GOAL OF THE EXERCISE – Your answer should be one number, the count of lines in the entries holding the word "name".
DATA FOR THE TASK section start
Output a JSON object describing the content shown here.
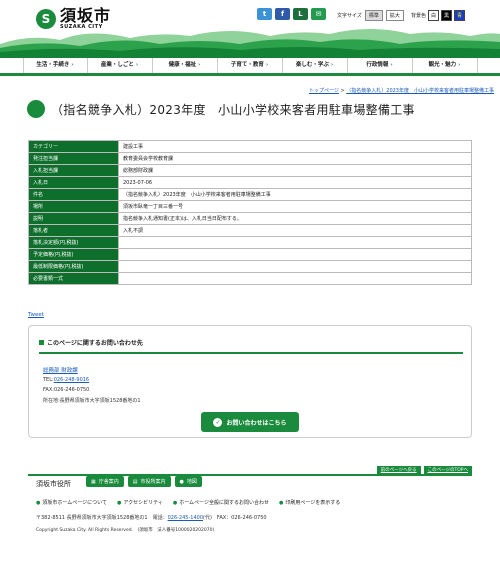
{
  "header": {
    "logo_mark": "S",
    "logo_jp": "須坂市",
    "logo_en": "SUZAKA CITY",
    "social": [
      "t",
      "f",
      "L",
      "✉"
    ],
    "text_size_label": "文字サイズ",
    "text_size_standard": "標準",
    "text_size_large": "拡大",
    "bg_color_label": "背景色",
    "bg_white": "白",
    "bg_black": "黒",
    "bg_blue": "青"
  },
  "nav": [
    "生活・手続き",
    "産業・しごと",
    "健康・福祉",
    "子育て・教育",
    "楽しむ・学ぶ",
    "行政情報",
    "観光・魅力"
  ],
  "breadcrumb": {
    "top": "トップページ",
    "sep": " > ",
    "current": "（指名競争入札）2023年度　小山小学校来客者用駐車場整備工事"
  },
  "page_title": "（指名競争入札）2023年度　小山小学校来客者用駐車場整備工事",
  "table": [
    {
      "label": "カテゴリー",
      "value": "建設工事"
    },
    {
      "label": "発注担当課",
      "value": "教育委員会学校教育課"
    },
    {
      "label": "入札担当課",
      "value": "総務部財政課"
    },
    {
      "label": "入札日",
      "value": "2023-07-06"
    },
    {
      "label": "件名",
      "value": "（指名競争入札）2023年度　小山小学校来客者用駐車場整備工事"
    },
    {
      "label": "場所",
      "value": "須坂市臥竜一丁目三番一号"
    },
    {
      "label": "説明",
      "value": "指名競争入札通知書(正本)は、入札日当日配布する。"
    },
    {
      "label": "落札者",
      "value": "入札不調"
    },
    {
      "label": "落札決定額(円,税抜)",
      "value": ""
    },
    {
      "label": "予定価格(円,税抜)",
      "value": ""
    },
    {
      "label": "最低制限価格(円,税抜)",
      "value": ""
    },
    {
      "label": "必要書類一式",
      "value": ""
    }
  ],
  "tweet": "Tweet",
  "contact": {
    "heading": "このページに関するお問い合わせ先",
    "dept": "総務部 財政課",
    "tel_label": "TEL:",
    "tel": "026-248-9016",
    "fax": "FAX:026-246-0750",
    "address": "所在地:長野県須坂市大字須坂1528番地の1",
    "button": "お問い合わせはこちら"
  },
  "footer": {
    "back": "前のページへ戻る",
    "top": "このページのTOPへ",
    "name": "須坂市役所",
    "buttons": [
      "庁舎案内",
      "市役所案内",
      "地図"
    ],
    "links": [
      "須坂市ホームページについて",
      "アクセシビリティ",
      "ホームページ全般に関するお問い合わせ",
      "印刷用ページを表示する"
    ],
    "address_line_1": "〒382-8511 長野県須坂市大字須坂1528番地の1　電話：",
    "address_tel": "026-245-1400",
    "address_line_2": "(代)　FAX：026-246-0750",
    "copyright": "Copyright Suzaka City. All Rights Reserved.　(須坂市　法人番号1000020202070)"
  },
  "colors": {
    "brand_green": "#1a8a3c",
    "table_header": "#0e6e2c",
    "link": "#1a5ab8"
  }
}
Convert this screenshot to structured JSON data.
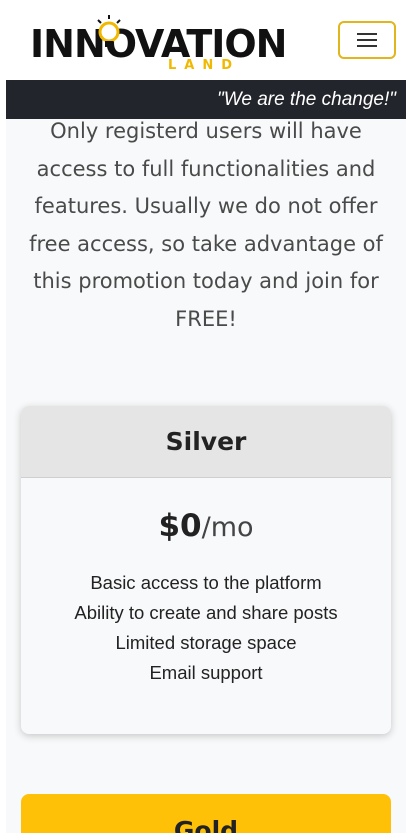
{
  "header": {
    "logo": {
      "wordmark": "INNOVATION",
      "sub": "LAND",
      "icon": "lightbulb-icon",
      "accent_color": "#f0b800"
    },
    "menu_toggle_icon": "hamburger-icon",
    "tagline": "\"We are the change!\""
  },
  "intro": {
    "text": "Only registerd users will have access to full functionalities and features. Usually we do not offer free access, so take advantage of this promotion today and join for FREE!"
  },
  "plans": [
    {
      "name": "Silver",
      "price": "$0",
      "period": "/mo",
      "features": [
        "Basic access to the platform",
        "Ability to create and share posts",
        "Limited storage space",
        "Email support"
      ],
      "header_color": "#e5e5e5"
    },
    {
      "name": "Gold",
      "header_color": "#ffc107"
    }
  ]
}
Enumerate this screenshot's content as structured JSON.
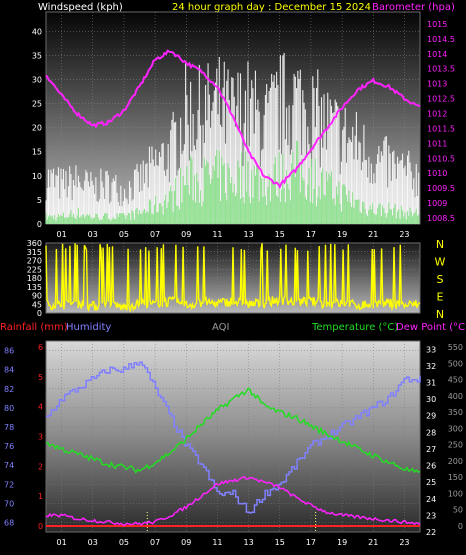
{
  "header": {
    "title": "24 hour graph day : December 15 2024",
    "left_label": "Windspeed (kph)",
    "right_label": "Barometer (hpa)"
  },
  "colors": {
    "wind_gust": "#ffffff",
    "wind_avg": "#7fe07f",
    "barometer": "#ff22ff",
    "direction": "#ffff00",
    "rain": "#ff2222",
    "humidity": "#8080ff",
    "temperature": "#22dd22",
    "dewpoint": "#ff22ff",
    "title": "#ffff00"
  },
  "compass": [
    "N",
    "W",
    "S",
    "E",
    "N"
  ],
  "bottom_header": {
    "rain_label": "Rainfall (mm)",
    "humidity_label": "Humidity",
    "aqi_label": "AQI",
    "temp_label": "Temperature (°C)",
    "dew_label": "Dew Point (°C)"
  },
  "chart_data": [
    {
      "type": "line",
      "title": "24 hour graph day : December 15 2024",
      "x_ticks": [
        "01",
        "03",
        "05",
        "07",
        "09",
        "11",
        "13",
        "15",
        "17",
        "19",
        "21",
        "23"
      ],
      "y_left_ticks": [
        "0",
        "5",
        "10",
        "15",
        "20",
        "25",
        "30",
        "35",
        "40"
      ],
      "y_right_ticks": [
        "1008.5",
        "1009",
        "1009.5",
        "1010",
        "1010.5",
        "1011",
        "1011.5",
        "1012",
        "1012.5",
        "1013",
        "1013.5",
        "1014",
        "1014.5",
        "1015"
      ],
      "ylim_left": [
        0,
        44
      ],
      "ylim_right": [
        1008.3,
        1015.4
      ],
      "series": [
        {
          "name": "Windspeed (kph)",
          "x": [
            0,
            1,
            2,
            3,
            4,
            5,
            6,
            7,
            8,
            9,
            10,
            11,
            12,
            13,
            14,
            15,
            16,
            17,
            18,
            19,
            20,
            21,
            22,
            23,
            24
          ],
          "gust": [
            14,
            12,
            13,
            11,
            12,
            10,
            13,
            18,
            22,
            34,
            33,
            36,
            33,
            35,
            30,
            36,
            38,
            34,
            30,
            27,
            24,
            20,
            18,
            16,
            14
          ],
          "avg": [
            2,
            2,
            3,
            2,
            2,
            2,
            3,
            5,
            7,
            12,
            12,
            13,
            12,
            14,
            11,
            13,
            15,
            13,
            10,
            8,
            6,
            4,
            4,
            3,
            3
          ]
        },
        {
          "name": "Barometer (hpa)",
          "x": [
            0,
            1,
            2,
            3,
            4,
            5,
            6,
            7,
            8,
            9,
            10,
            11,
            12,
            13,
            14,
            15,
            16,
            17,
            18,
            19,
            20,
            21,
            22,
            23,
            24
          ],
          "values": [
            1013.3,
            1012.6,
            1012.0,
            1011.6,
            1011.7,
            1012.1,
            1012.9,
            1013.8,
            1014.1,
            1013.7,
            1013.4,
            1012.9,
            1011.9,
            1010.7,
            1009.9,
            1009.6,
            1010.1,
            1010.8,
            1011.5,
            1012.2,
            1012.8,
            1013.1,
            1012.9,
            1012.5,
            1012.2
          ]
        }
      ]
    },
    {
      "type": "line",
      "y_ticks": [
        "0",
        "45",
        "90",
        "135",
        "180",
        "225",
        "270",
        "315",
        "360"
      ],
      "ylim": [
        0,
        360
      ],
      "series": [
        {
          "name": "Wind direction",
          "x": [
            0,
            1,
            2,
            3,
            4,
            5,
            6,
            7,
            8,
            9,
            10,
            11,
            12,
            13,
            14,
            15,
            16,
            17,
            18,
            19,
            20,
            21,
            22,
            23,
            24
          ],
          "values": [
            45,
            40,
            50,
            35,
            40,
            30,
            50,
            45,
            60,
            40,
            55,
            50,
            60,
            45,
            50,
            70,
            55,
            60,
            45,
            50,
            40,
            45,
            50,
            40,
            45
          ]
        }
      ]
    },
    {
      "type": "line",
      "x_ticks": [
        "01",
        "03",
        "05",
        "07",
        "09",
        "11",
        "13",
        "15",
        "17",
        "19",
        "21",
        "23"
      ],
      "y_left_ticks": [
        "68",
        "70",
        "72",
        "74",
        "76",
        "78",
        "80",
        "82",
        "84",
        "86"
      ],
      "y_rain_ticks": [
        "0",
        "1",
        "2",
        "3",
        "4",
        "5",
        "6"
      ],
      "y_temp_ticks": [
        "22",
        "23",
        "24",
        "25",
        "26",
        "27",
        "28",
        "29",
        "30",
        "31",
        "32",
        "33"
      ],
      "y_aqi_ticks": [
        "0",
        "50",
        "100",
        "150",
        "200",
        "250",
        "300",
        "350",
        "400",
        "450",
        "500",
        "550"
      ],
      "ylim_humidity": [
        67,
        87
      ],
      "ylim_temp": [
        22,
        33.5
      ],
      "series": [
        {
          "name": "Humidity",
          "x": [
            0,
            1,
            2,
            3,
            4,
            5,
            6,
            7,
            8,
            9,
            10,
            11,
            12,
            13,
            14,
            15,
            16,
            17,
            18,
            19,
            20,
            21,
            22,
            23,
            24
          ],
          "values": [
            79,
            81,
            82,
            83,
            84,
            84,
            85,
            82,
            79,
            76,
            74,
            71,
            71,
            69,
            71,
            72,
            74,
            76,
            77,
            78,
            79,
            80,
            81,
            83,
            83
          ]
        },
        {
          "name": "Temperature (°C)",
          "x": [
            0,
            1,
            2,
            3,
            4,
            5,
            6,
            7,
            8,
            9,
            10,
            11,
            12,
            13,
            14,
            15,
            16,
            17,
            18,
            19,
            20,
            21,
            22,
            23,
            24
          ],
          "values": [
            27.4,
            27.0,
            26.7,
            26.4,
            26.1,
            25.9,
            25.7,
            26.2,
            26.8,
            27.6,
            28.5,
            29.3,
            30.0,
            30.6,
            29.6,
            29.2,
            28.9,
            28.4,
            27.9,
            27.5,
            27.0,
            26.6,
            26.2,
            25.8,
            25.5
          ]
        },
        {
          "name": "Dew Point (°C)",
          "x": [
            0,
            1,
            2,
            3,
            4,
            5,
            6,
            7,
            8,
            9,
            10,
            11,
            12,
            13,
            14,
            15,
            16,
            17,
            18,
            19,
            20,
            21,
            22,
            23,
            24
          ],
          "values": [
            23.0,
            23.0,
            22.8,
            22.7,
            22.6,
            22.5,
            22.5,
            22.6,
            23.0,
            23.5,
            24.2,
            24.9,
            25.1,
            25.3,
            25.0,
            24.7,
            24.1,
            23.6,
            23.2,
            23.0,
            22.9,
            22.8,
            22.7,
            22.6,
            22.5
          ]
        },
        {
          "name": "Rainfall (mm)",
          "x": [
            0,
            24
          ],
          "values": [
            0,
            0
          ]
        }
      ]
    }
  ]
}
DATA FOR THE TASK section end
ANSWER AREA – 10